Please have symmetric option negotiations in your protocols

June 30, 2011

Suppose that you are designing a protocol where the two ends (let us call them the initiator and the target) must agree on a joint set of options, actions, or whatever that they both support, will use, or whatever. If you are doing this, I have a small request: please make the option negotiation process symmetric, where the initiator and the target do the same operations (with slightly different data).

In a symmetric option negotiation process, the initiator says something like 'I support the following things' and the target replies with 'I support the following subset of the things you support'. One sign of a symmetric exchange is that if the initiator and target are equally capable, the set of options in the messages back and forth is exactly the same; the initiator says 'I support everything', and the target says 'then lets do everything'. In an asymmetric option negotiation process, well, things don't work that neatly.

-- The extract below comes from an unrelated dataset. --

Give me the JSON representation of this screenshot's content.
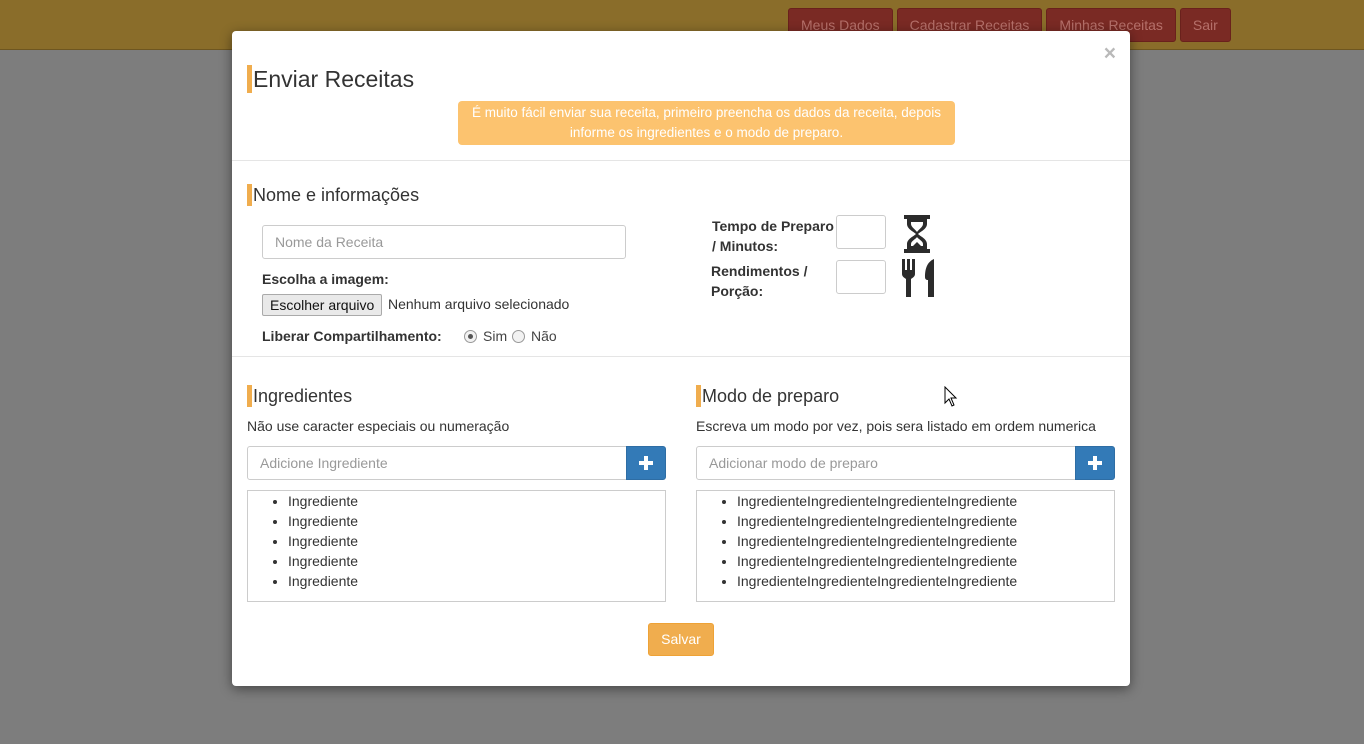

Since this all sounds very abstract, let's use a concrete example; the milter protocol. In the milter protocol the MTA and the milter exchange two sets of options. The MTA opens with a bitfield of the message modification actions it supports and a bitfield of the protocol steps it is willing to skip. The milter replies with a bitfield of the message modification actions it may use and a bitfield of the protocol steps it wants the milter to skip. The negotiation of actions is a symmetric negotiation, but the negotiation of protocol steps is an asymmetric one. We can see the asymmetry in what the MTA and the milter say; the MTA will normally say 'I could skip all of the steps I support', and the milter will normally say 'I don't want you to skip anything (except maybe the steps that I don't understand)'.

The fundamental operation in a symmetric option negotiation is binary and-ing supported options together, you can do it repeatedly, and each end can use the same code. For example, you might and together what your program wants to support, what your protocol codec library can support, and what the other side is willing to support (if there is an other end). Asymmetric option negotiation has no neatly commutable operation on the target; in the milter protocol, for example, a milter support library wants to form the 'protocol steps I want you to skip' reply with:

mta_proto & (~known_proto_steps | client_skip_list)

(We want to tell the MTA to skip anything outside the library's known protocol steps plus anything that the client code wants the MTA to skip.)

A symmetric version of this would negotiate what protocol steps the MTA should perform, and would be:

mta_proto & known_proto_steps & client_do_list

If you default mta_proto to known_proto_steps, this code is also how a library would form the MTA's initial supported protocol bitfield; if you also default client_do_list to known_proto_steps, you have covered the common case for both MTA and milter (where you wind up doing all steps in the protocol).

As you can see, symmetric option negotiation is simpler, more straightforward, easier to get right, and easier to understand and convince yourself that the code is correct. I believe that these differences matter.

Comments on this page:

From at 2011-06-30 10:54:34:

A corollary is "don't have the safe response for options you don't know about be 'turn the option on'". If you do this, then the target's response grows as the initiator's initial message grows, and you end up not having symmetric option negotiation.

In fact, that's pretty much what's going on here: the initiator says effectively that they support the options SKIP_STAGEFOO, SKIP_STAGEBAR, etc. and the target responds with which skip options they want to enable, and must echo back any options they (the target) don't understand.

Viewed in that light - that really what we have here is options with the safe default backwards - then we can make the steps look slightly more symmetric; what we need is to define an "and not" operator that behaves like (asymmetric) set difference. I'll write it as &~, since I intend:

a &~ b == a & (~b)

with the caveat that b is first widened to be as wide as a by adding zeros if necessary. Then, we can write the library's option handling as this pseudocode:

mta_stages = read_stages_from_upstream()
write_stages_to_downstream(mta_stages & known_stages)
client_skips = read_stages_from_downstream()
known_client_stages = known_stages &~ client_skips
write_stages_to_upstream(mta_stages &~ known_client_stages)

In other words, in one direction use & and in the other use &~. Note that this pseudocode works even if there are multiple libraries between the two ends of the communication.

I think this is slightly clearer than dealing with both & and | in the same expression, though I'll agree that the whole thing'd be easier given a "safe default is off" option protocol. (Note that to convert the pseudocode for such a protocol, you just replace every occurrence of &~ with &)

-- DanielMartin

Written on 30 June 2011.
« Our ZFS spares handling system (part 1)
Some ways to test if a program securely runs other programs »

Page tools: View Source, View Normal, Add Comment.
Login: Password:
Atom Syndication: Recent Comments.

Last modified: Thu Jun 30 01:03:28 2011
This dinky wiki is brought to you by the Insane Hackers Guild, Python sub-branch.